Partners are too busy to do anything but get work out the door during tax season. Or so they say. Over the years I’ve informally surveyed thousands of partners, and the majority believe less than half their work hours are devoted to what they consider to be “partner-level activities.”
The reasons are as varied as the individuals. For some partners, grinding through staff-level work brings them cozily back to their comfort zone. Some still don’t trust the quality of subordinates’ work. Others are short-staffed and don’t believe there is anyone who can take on the work. And for some, prioritizing the highest and best use of their non-billable time can devolve into “what can I check off my to-do list?” Too often, that work is not a partner-level activity that will help the firm move forward.
For all the discussions about pushing work down, these informal survey results haven’t changed – the percentage of partner-level activity hasn’t shifted over the years. It certainly hasn’t shifted at all in the two years since I wrote a Platt’s Perspective on this very topic. Everyone is just too busy to do something that, if done right, will make them less busy. That’s some crazy logic.
As you enter into yet another tax season, consider this tactic to consciously change course: swap out 30 minutes a day of “doing” for 30 minutes of coaching. Identify the work you know you shouldn’t be doing, identify someone who could take it on, and spend 30 minutes with them to review how best to get the task done. There is “mentor” time, there is “learn” time, there is “do” time and there is “monitor” time. Yes, it is true that the first couple of times you do this, you and your protégé may spend more time on the activities involved in mentoring, learning, doing and monitoring. But quickly you can go from 30 minutes of doing to 30 minutes of mentoring to 30 minutes of monitoring. Then 20 minutes of monitoring. Then 10 minutes of monitoring. Then it’s just a quick review and the work is off your plate for someone else to get done.
You will have succeeded in not only delegating work and knowing it can be done, but you will also have empowered a subordinate who, with your help, has just added a skill to their growing repertoire.
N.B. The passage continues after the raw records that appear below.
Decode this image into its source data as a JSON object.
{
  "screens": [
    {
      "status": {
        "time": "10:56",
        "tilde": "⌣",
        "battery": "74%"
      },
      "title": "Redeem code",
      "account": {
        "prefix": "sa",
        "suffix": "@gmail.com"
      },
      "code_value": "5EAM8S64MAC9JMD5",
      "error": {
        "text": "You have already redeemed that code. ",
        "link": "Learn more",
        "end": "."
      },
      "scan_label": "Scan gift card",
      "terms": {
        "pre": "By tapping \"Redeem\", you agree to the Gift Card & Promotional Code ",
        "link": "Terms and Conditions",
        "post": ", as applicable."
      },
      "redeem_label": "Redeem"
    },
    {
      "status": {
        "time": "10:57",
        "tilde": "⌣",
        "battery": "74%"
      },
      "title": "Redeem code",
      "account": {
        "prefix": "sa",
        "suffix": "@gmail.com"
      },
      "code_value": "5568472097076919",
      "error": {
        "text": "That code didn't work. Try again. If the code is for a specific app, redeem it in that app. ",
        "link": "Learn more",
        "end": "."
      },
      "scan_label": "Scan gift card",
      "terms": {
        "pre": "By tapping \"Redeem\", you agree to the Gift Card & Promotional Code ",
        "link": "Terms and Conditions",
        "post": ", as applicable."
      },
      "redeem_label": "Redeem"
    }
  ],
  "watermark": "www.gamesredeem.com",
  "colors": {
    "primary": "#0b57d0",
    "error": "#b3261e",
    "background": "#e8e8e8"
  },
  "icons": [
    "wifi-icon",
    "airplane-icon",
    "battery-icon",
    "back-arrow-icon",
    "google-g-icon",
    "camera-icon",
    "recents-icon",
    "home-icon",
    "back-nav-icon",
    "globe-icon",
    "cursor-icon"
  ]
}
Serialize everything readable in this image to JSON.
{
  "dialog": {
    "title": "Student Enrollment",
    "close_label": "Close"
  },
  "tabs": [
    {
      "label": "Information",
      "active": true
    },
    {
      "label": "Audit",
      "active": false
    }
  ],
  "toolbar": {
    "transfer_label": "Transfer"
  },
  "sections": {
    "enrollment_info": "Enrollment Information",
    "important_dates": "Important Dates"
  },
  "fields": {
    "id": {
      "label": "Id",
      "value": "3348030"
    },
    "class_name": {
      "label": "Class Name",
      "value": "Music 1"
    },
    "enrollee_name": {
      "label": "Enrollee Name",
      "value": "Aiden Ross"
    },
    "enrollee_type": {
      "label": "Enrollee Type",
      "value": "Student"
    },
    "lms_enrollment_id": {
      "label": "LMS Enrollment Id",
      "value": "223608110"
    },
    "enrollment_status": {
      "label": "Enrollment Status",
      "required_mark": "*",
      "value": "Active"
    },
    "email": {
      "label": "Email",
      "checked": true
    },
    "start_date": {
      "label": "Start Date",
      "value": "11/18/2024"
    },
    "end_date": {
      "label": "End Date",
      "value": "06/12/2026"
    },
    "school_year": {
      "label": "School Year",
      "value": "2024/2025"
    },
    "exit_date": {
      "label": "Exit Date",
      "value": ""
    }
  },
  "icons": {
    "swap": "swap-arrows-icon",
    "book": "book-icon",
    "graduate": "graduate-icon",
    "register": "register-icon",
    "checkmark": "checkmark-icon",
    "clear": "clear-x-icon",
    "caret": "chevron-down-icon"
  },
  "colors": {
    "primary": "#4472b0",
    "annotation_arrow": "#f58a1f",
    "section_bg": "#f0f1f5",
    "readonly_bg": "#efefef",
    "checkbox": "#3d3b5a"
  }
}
When you can swap out 30 minutes a day of “doing” in exchange for 10 minutes of “reviewing,” you’ll ultimately recover many hours over a year, raise your percentage of time doing partner-level activities, build a stronger team, and maybe even find time to take off a couple of days to go on a vacation with the family.